Last Thursday we had our follow up appointment with the wound care doctor. It had been three weeks since we had first seen him. After an hour long wait we went back into the room. This time it was full of other patients (Amaya was the youngest, by several decades). Amaya got up on a bed to wait while the doctor saw the other patients. When the nurse came over she measured and photographed the heel again. She said it looked bigger to her, and in fact it measured at 3 cm in width and length. Last time it was at 2 cm. Its now going up the back of her heel. I wasn't sure what that meant. I let the nurse know that the heel seems to be more sensitive and painful for Amaya now. Amaya said her pain there is at a one or a two at times.
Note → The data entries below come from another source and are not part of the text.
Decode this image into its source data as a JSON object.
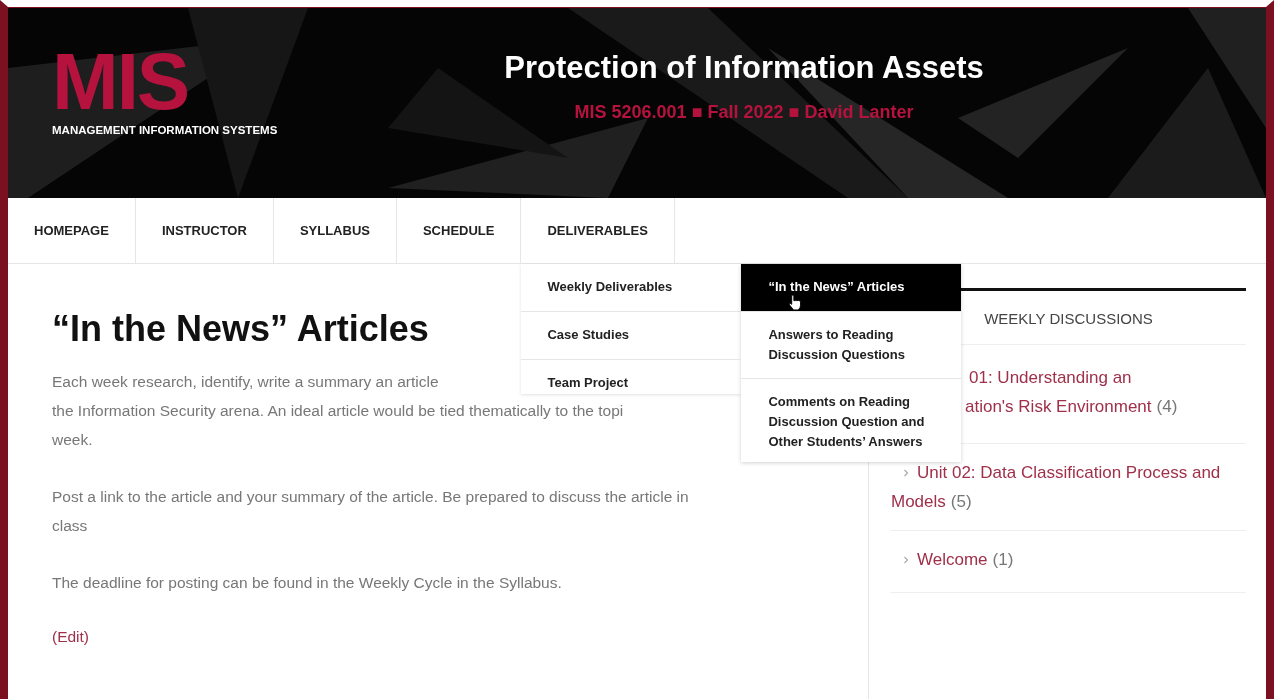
{
  "header": {
    "logo": "MIS",
    "logo_caption": "MANAGEMENT INFORMATION SYSTEMS",
    "title": "Protection of Information Assets",
    "subtitle": "MIS 5206.001 ■ Fall 2022 ■ David Lanter"
  },
  "nav": {
    "items": [
      {
        "label": "HOMEPAGE"
      },
      {
        "label": "INSTRUCTOR"
      },
      {
        "label": "SYLLABUS"
      },
      {
        "label": "SCHEDULE"
      },
      {
        "label": "DELIVERABLES",
        "expanded": true,
        "children": [
          {
            "label": "Weekly Deliverables",
            "expanded": true,
            "children": [
              {
                "label": "“In the News” Articles",
                "selected": true
              },
              {
                "label": "Answers to Reading Discussion Questions",
                "selected": false
              },
              {
                "label": "Comments on Reading Discussion Question and Other Students’ Answers",
                "selected": false
              }
            ]
          },
          {
            "label": "Case Studies"
          },
          {
            "label": "Team Project"
          }
        ]
      }
    ]
  },
  "page": {
    "title": "“In the News” Articles",
    "paragraphs": [
      [
        "Each week research, identify, write a summary an article",
        "the Information Security arena. An ideal article would be tied thematically to the topi",
        "week."
      ],
      [
        "Post a link to the article and your summary of the article. Be prepared to discuss the article in",
        "class"
      ],
      [
        "The deadline for posting can be found in the Weekly Cycle in the Syllabus."
      ]
    ],
    "edit_link": "(Edit)"
  },
  "sidebar": {
    "heading": "WEEKLY DISCUSSIONS",
    "items": [
      {
        "lines": [
          "01: Understanding an",
          "ation's Risk Environment"
        ],
        "count": "(4)",
        "chevron": false
      },
      {
        "lines": [
          "Unit 02: Data Classification Process and",
          "Models"
        ],
        "count": "(5)",
        "chevron": true
      },
      {
        "lines": [
          "Welcome"
        ],
        "count": "(1)",
        "chevron": true
      }
    ]
  }
}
After about thirty minutes the doctor came back. He reviewed his notes from the last time he saw her. He said that it was "a stage two pressure wound" with fat atrophy. When he looked at her heel he said he wasn't concerned with the increased size of it. He said sometimes that's a sign of healing. He said that what had really bothered him last time was the texture of it. He said he could tell there was some healing, and he was quite happy with that. He said the area that has texture that he isn't happy with has decreased in diameter. He said it looked better, but that we were "definitely not out of the woods." He said that children's bodies do a great job of healing. He said it looked liked her body was responding to the foam and healing on its own. He said that she could wear the boot around the house and when she wasn't doing long distance walking. Last time he told us she would have to wear it 24/7. As of today we are still waiting for the boot. I'll be making follow up calls in the morning to see if there are any updates on the boot. He said she should continue to wear the foam every day. They noticed that her heel was very dry and suggested that I start adding lotion to the area before I apply the foam. They gave me a new foam that's pink on one side and white on the other. They said that this foam wouldn't pull so much moisture from the area and dry it out. This foam doesn't seem to stay on her skin very long. The first day she wore it it came off three times.
Although the doctor was happy with the healing he saw he said that we should keep our appointment with the plastic surgeon (in a week and a half) to see what options he/she can give us. He did caution that because of where the bedsore is located that could be problematic for us. He wants to see Amaya back in four weeks to see if the healing has continued. At that point it would be eleven months since she first got her bedsore. He said that if the heel hasn't improved by then we might have to talk about restricting her movement. He didn't say what that would be. In my opinion that would be counterproductive to what we're doing at therapy, so I hope it doesn't get to that point. He wondered if she was modifying her walk because of her heel (pain and discomfort). She turns her foot inward and walks almost pigeon toed. It's one of the many unknowns we are working with.
Before we left the doctor asked me if I was happy with the surgery she had (the lengthening). If overall I was happy. I didn't hesitate to say yes. I'm very pleased with the care Dr. Nelson gave Amaya, how her hip has been corrected, and the length we achieved. The bedsore and the muscle atrophy aren't fun and a major hassle to deal with. But of all the complications we could be dealing with I can't really complain.